_Task data_:
· · ·
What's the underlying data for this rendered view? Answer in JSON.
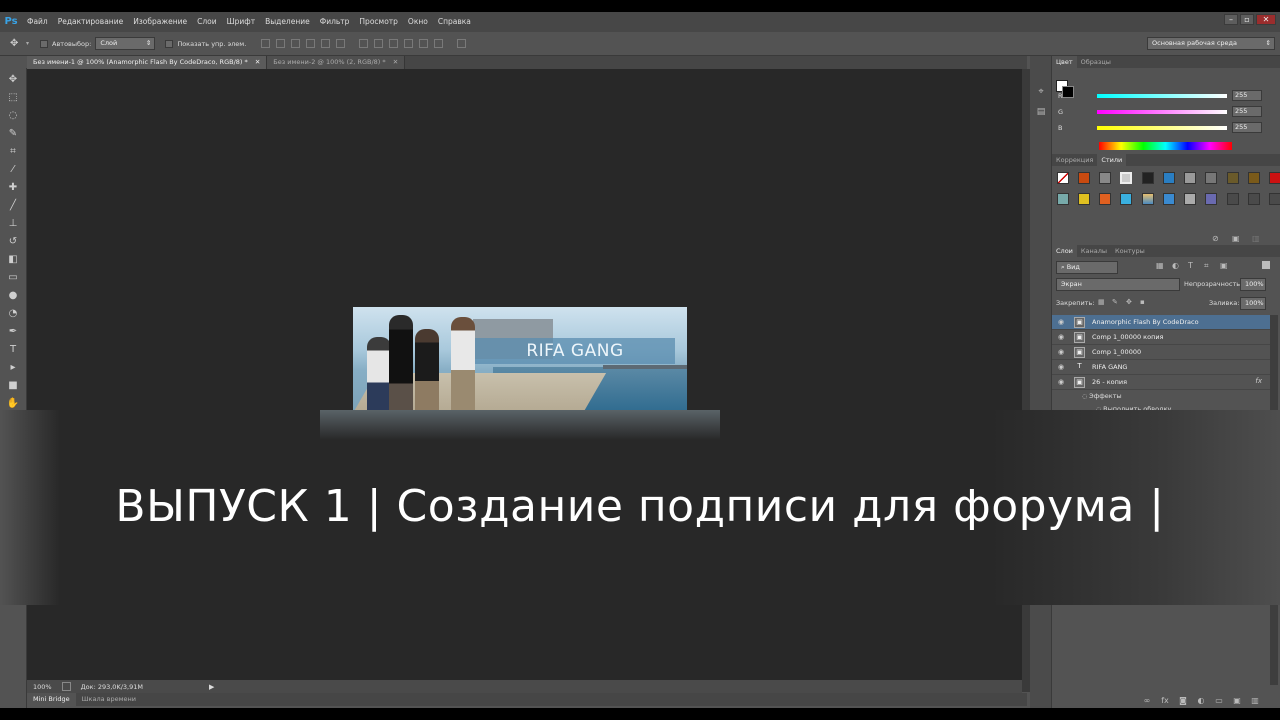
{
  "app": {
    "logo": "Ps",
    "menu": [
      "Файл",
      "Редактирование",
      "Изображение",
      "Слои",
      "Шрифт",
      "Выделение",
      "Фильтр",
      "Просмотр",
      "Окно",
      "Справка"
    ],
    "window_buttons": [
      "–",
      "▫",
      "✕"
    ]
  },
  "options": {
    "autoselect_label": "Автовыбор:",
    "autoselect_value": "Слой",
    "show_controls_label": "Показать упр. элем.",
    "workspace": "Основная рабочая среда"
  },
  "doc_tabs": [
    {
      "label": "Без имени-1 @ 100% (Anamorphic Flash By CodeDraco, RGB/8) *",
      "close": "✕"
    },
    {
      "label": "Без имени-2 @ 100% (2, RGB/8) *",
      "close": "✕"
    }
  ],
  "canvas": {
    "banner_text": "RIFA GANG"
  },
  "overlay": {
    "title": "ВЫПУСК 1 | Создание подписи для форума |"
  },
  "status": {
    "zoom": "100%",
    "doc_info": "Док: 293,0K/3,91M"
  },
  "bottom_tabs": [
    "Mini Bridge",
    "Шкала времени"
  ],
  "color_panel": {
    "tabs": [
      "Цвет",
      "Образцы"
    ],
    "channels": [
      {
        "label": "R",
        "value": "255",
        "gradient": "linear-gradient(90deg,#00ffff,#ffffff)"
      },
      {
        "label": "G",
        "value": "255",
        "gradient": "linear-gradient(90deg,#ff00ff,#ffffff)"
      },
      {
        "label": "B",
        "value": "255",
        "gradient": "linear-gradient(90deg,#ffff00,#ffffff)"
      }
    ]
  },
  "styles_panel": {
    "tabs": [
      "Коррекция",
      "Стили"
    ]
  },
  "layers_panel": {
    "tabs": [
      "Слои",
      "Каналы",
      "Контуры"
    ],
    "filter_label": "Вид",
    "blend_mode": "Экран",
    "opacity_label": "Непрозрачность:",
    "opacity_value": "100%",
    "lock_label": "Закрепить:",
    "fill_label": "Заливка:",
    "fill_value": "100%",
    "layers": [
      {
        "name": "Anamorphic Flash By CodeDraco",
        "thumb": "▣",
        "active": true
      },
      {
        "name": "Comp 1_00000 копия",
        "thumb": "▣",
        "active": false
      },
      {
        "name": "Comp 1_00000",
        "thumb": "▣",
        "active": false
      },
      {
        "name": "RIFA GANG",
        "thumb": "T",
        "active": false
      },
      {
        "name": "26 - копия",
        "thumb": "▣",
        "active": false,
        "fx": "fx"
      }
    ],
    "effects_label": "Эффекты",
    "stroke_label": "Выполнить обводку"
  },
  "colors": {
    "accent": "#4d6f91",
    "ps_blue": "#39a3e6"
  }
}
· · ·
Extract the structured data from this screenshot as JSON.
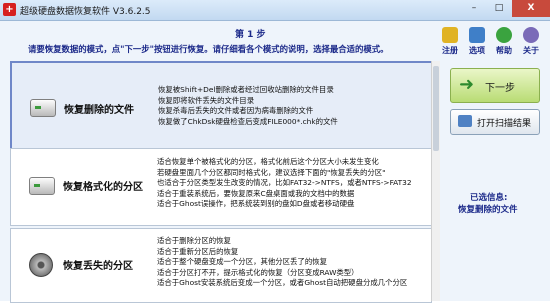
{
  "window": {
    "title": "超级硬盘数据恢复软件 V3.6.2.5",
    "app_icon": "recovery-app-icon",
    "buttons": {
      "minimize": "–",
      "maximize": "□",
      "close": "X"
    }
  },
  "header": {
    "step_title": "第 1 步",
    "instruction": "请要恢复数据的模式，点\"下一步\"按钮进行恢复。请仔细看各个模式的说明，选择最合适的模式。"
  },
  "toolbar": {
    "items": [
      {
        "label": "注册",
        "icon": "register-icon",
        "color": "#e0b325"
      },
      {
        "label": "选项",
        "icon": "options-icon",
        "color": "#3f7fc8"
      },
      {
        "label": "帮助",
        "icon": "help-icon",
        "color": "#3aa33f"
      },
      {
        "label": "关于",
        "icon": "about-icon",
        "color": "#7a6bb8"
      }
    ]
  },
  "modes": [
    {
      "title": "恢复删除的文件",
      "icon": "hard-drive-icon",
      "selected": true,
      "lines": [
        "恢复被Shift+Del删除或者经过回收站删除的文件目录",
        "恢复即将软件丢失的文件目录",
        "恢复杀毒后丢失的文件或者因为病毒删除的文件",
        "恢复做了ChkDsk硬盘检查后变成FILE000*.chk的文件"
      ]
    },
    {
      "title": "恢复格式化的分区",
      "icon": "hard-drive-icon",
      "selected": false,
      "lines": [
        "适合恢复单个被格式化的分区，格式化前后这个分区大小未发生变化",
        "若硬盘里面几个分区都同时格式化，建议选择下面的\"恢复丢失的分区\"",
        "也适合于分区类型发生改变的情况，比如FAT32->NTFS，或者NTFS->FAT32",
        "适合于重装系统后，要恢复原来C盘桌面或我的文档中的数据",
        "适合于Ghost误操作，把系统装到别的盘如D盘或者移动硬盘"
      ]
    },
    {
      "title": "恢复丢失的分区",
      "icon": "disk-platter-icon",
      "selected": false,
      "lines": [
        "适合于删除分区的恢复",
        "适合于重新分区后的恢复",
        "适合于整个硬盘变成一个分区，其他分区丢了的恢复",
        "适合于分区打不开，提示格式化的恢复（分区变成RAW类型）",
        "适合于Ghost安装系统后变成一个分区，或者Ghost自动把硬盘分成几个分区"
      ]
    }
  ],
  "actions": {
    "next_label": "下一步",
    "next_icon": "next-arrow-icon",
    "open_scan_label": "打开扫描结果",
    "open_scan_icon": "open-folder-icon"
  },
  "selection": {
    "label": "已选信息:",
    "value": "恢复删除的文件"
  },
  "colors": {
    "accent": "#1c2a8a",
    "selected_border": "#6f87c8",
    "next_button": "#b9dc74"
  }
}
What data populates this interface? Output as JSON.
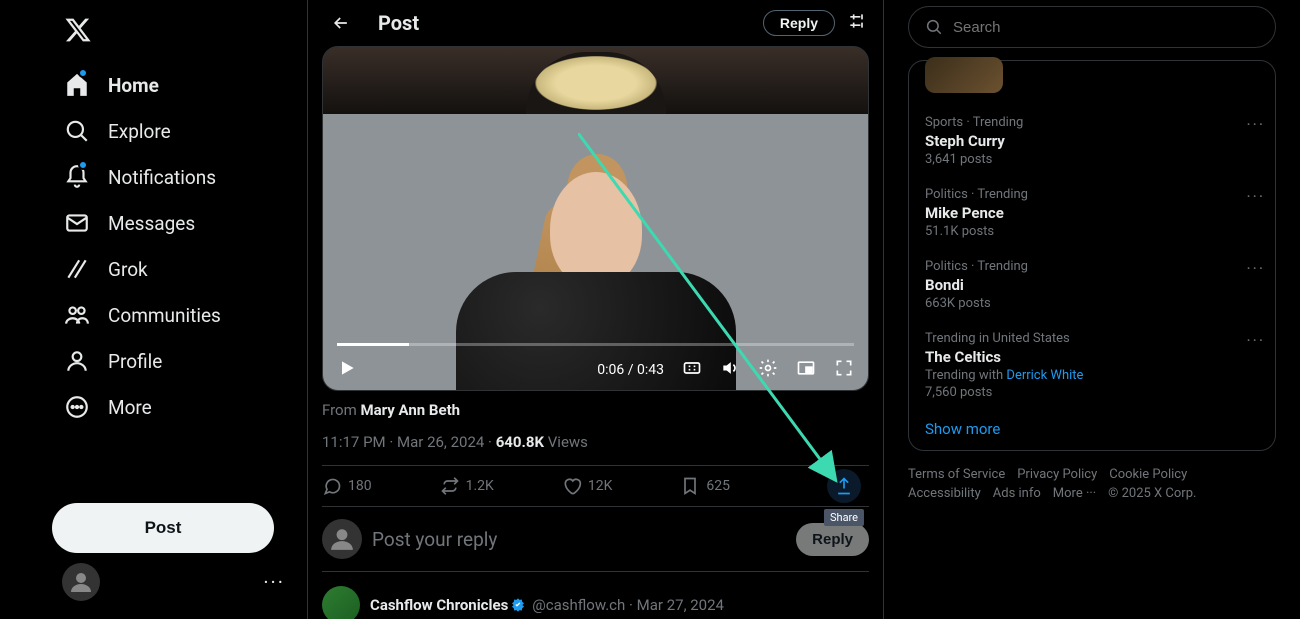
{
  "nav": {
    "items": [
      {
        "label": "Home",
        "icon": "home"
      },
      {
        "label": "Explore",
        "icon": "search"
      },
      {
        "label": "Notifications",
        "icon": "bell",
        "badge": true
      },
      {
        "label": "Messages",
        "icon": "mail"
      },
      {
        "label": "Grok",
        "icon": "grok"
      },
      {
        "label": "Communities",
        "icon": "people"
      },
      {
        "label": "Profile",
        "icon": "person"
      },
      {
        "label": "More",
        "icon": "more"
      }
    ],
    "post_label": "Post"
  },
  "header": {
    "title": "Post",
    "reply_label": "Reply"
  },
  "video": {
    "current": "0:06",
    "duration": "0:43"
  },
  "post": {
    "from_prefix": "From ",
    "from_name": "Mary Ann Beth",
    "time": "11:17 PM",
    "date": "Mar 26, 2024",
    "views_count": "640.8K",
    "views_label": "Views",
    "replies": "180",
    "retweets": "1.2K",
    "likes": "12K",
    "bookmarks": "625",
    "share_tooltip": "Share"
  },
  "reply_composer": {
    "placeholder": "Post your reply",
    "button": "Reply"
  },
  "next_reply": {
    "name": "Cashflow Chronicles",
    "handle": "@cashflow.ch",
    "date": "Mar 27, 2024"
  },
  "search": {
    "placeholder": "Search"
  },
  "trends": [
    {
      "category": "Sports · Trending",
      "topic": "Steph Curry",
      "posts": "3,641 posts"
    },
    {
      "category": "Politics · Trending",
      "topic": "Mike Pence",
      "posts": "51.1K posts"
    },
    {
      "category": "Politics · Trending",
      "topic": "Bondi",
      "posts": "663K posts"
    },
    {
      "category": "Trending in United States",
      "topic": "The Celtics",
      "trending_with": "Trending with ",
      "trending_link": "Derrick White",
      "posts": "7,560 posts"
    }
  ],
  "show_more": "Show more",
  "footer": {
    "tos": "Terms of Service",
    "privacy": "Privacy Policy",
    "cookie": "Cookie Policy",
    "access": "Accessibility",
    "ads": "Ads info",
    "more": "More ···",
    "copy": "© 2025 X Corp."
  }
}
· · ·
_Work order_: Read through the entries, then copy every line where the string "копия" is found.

_Written solution_:
        "name": "Comp 1_00000 копия",
        "name": "26 - копия",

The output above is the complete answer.